2. Improve the recipes and aesthetic appeal of food offer.  I know WFM don’t like to compare themselves to competitors but the food offer at Planet Organic is far more appealing and healthy looking.

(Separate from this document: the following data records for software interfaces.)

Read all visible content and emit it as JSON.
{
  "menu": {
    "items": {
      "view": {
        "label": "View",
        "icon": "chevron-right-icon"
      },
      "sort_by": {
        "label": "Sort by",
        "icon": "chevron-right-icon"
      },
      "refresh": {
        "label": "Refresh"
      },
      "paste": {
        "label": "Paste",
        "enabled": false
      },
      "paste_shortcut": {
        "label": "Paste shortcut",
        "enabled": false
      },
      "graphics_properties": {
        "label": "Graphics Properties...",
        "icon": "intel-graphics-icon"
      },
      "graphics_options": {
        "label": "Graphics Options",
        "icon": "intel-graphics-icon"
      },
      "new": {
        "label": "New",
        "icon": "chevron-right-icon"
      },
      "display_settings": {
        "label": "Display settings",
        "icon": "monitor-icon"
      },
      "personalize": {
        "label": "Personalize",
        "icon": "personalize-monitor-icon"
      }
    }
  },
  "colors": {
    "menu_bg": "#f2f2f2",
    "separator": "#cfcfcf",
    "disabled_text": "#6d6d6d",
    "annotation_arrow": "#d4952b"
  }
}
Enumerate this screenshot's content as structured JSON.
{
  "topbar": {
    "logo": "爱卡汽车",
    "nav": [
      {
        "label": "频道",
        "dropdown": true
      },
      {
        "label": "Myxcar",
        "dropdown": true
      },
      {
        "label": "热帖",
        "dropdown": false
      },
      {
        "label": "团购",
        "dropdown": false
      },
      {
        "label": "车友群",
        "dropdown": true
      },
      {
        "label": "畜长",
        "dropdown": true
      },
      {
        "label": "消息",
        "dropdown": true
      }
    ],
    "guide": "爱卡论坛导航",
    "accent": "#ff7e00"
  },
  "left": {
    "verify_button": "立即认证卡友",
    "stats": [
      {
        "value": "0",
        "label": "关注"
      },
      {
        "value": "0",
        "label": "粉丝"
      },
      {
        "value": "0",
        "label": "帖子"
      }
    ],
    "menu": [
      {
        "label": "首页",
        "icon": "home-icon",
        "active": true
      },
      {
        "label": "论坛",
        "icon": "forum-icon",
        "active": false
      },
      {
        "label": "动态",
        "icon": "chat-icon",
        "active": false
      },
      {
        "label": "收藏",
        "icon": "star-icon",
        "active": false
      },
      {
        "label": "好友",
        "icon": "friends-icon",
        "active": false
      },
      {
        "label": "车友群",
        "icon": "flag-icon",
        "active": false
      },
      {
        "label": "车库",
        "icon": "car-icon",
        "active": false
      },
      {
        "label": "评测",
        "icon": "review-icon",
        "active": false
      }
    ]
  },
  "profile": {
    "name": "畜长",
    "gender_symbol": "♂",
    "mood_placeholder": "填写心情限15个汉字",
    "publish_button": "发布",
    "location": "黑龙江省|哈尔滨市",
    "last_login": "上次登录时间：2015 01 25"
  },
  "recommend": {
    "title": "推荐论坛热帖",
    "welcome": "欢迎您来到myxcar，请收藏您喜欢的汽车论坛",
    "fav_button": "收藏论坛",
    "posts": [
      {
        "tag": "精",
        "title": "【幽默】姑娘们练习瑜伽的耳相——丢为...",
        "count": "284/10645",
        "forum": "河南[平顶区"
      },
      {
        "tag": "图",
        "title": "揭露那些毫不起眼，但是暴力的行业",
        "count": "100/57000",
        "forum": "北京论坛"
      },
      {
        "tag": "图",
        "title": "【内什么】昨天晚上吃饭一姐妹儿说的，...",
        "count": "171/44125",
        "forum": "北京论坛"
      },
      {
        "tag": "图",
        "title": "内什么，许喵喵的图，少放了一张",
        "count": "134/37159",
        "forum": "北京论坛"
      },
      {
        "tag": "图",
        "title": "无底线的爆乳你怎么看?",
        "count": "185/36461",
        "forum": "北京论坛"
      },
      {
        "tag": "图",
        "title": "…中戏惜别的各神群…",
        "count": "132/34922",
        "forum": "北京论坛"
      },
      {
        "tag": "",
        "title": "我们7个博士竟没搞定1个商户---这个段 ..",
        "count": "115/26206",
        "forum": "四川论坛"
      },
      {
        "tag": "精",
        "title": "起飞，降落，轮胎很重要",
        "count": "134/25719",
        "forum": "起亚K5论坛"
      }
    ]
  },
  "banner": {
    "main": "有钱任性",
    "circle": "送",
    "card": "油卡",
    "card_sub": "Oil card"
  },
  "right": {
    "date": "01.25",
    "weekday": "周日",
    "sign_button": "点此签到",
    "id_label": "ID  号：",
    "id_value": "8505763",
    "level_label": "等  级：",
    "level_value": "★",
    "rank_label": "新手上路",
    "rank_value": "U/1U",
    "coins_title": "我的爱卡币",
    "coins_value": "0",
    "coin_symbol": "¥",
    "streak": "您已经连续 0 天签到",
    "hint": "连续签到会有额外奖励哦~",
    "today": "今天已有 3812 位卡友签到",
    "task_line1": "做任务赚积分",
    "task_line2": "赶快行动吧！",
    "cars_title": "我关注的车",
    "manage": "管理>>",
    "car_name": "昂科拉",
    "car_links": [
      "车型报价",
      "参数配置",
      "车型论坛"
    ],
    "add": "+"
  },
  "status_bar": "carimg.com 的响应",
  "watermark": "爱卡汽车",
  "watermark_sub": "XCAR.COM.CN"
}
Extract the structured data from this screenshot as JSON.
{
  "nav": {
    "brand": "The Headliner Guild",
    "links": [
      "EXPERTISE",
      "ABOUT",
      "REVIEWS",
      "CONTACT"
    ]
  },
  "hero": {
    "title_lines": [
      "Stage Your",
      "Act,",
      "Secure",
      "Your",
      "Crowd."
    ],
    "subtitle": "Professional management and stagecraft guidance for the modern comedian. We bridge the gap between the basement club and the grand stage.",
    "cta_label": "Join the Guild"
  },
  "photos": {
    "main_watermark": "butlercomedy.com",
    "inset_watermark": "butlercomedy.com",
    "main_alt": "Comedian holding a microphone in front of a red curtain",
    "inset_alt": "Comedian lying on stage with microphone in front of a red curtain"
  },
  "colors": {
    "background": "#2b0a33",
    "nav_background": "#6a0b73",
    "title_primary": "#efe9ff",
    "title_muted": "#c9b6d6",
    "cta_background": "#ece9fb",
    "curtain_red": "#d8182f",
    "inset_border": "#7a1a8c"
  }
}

3. Create a ground floor dining area adjacent to the takeaway banks (currently a hamper section).  This would encourage lunch time eaters into the store and attract night time eaters who want a fun and easy dinner meal.  This area is wasted on hampers and makes an ideal dining proposition because it’s a cosy space (unlike the rest of store) plus people can see in and diners can see out (hey we have a vibe!).  I know there is plenty of room to eat takeaway upstairs but the sheer thought of going up another floor is off-putting (particularly if you’re in a rush).  In fact, by adding space downstairs, eating space upstairs can be reduced making way for an expanded (and currently very poor and uncommitted) gifts area (my thoughts for this will be revealed in the next post!).  A final point is that consideration should be given to the tables (away with the school-like designs of upstairs) – I think communal tables and a small amount of 2-seaters in rustic or innovative materials would be good.

A downstairs dining area would create an unusual fast (vibey, American, west-coast) and slow (quality, personal, special) environment.

Proposed Dining Area

One of the three banks of food

Looking towards the hamper section - the area for proposed dining

STRATEGY : My Comments to Starbucks Customer Service

A little while ago I spoke to a charming and very efficient customer services representative at Starbucks about an issue I had with their loyalty card.

Although that issue was resolved seamlessly, I also felt the need to suggest the following :

1 : Offer auto top-up on company loyalty card : it’s a faff topping up a loyalty card as the process involves 2 card transactions – particularly off-putting at peak times (when you are most likely to be in there). Plus, why add something else to do to someone’s ever increasing list of things to do? I generally don’t bother to top up and instead pay with money or a debit card (1 transaction).  Also, when it comes to my caffeine habit I like to follow an ignorance is bliss strategy – I’d rather not know how much I’m spending on external coffees when I should be making them all at home.  By having to constantly top up myself I am only too aware of this expense. 

2 : Offer organic milk : Starbucks is really behind its competitors with this one.  The company focus on Fair Trade which is great, but I’m equally concerned with organic when it comes to milk – I want milk from cows who have a better diet and have grazed on grass. I’m sure I’m not alone on this one.